• [Your instructions]: In your output, repeat each entry exactly and include no pictures.

### Data to examine

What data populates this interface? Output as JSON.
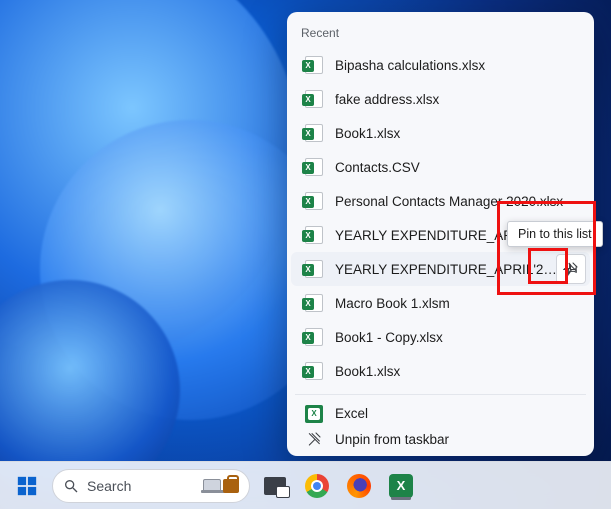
{
  "jumplist": {
    "header": "Recent",
    "items": [
      {
        "label": "Bipasha calculations.xlsx"
      },
      {
        "label": "fake address.xlsx"
      },
      {
        "label": "Book1.xlsx"
      },
      {
        "label": "Contacts.CSV"
      },
      {
        "label": "Personal Contacts Manager 2020.xlsx"
      },
      {
        "label": "YEARLY EXPENDITURE_APRIL'21-MARCH'22.xlsx"
      },
      {
        "label": "YEARLY EXPENDITURE_APRIL'2…",
        "hovered": true
      },
      {
        "label": "Macro Book 1.xlsm"
      },
      {
        "label": "Book1 - Copy.xlsx"
      },
      {
        "label": "Book1.xlsx"
      }
    ],
    "app_row": {
      "label": "Excel"
    },
    "unpin_row": {
      "label": "Unpin from taskbar"
    }
  },
  "tooltip": {
    "text": "Pin to this list"
  },
  "taskbar": {
    "search_placeholder": "Search"
  }
}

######

• [Solution]:
What data populates this interface? Output as JSON.
{
  "jumplist": {
    "header": "Recent",
    "items": [
      {
        "label": "Bipasha calculations.xlsx"
      },
      {
        "label": "fake address.xlsx"
      },
      {
        "label": "Book1.xlsx"
      },
      {
        "label": "Contacts.CSV"
      },
      {
        "label": "Personal Contacts Manager 2020.xlsx"
      },
      {
        "label": "YEARLY EXPENDITURE_APRIL'21-MARCH'22.xlsx"
      },
      {
        "label": "YEARLY EXPENDITURE_APRIL'2…",
        "hovered": true
      },
      {
        "label": "Macro Book 1.xlsm"
      },
      {
        "label": "Book1 - Copy.xlsx"
      },
      {
        "label": "Book1.xlsx"
      }
    ],
    "app_row": {
      "label": "Excel"
    },
    "unpin_row": {
      "label": "Unpin from taskbar"
    }
  },
  "tooltip": {
    "text": "Pin to this list"
  },
  "taskbar": {
    "search_placeholder": "Search"
  }
}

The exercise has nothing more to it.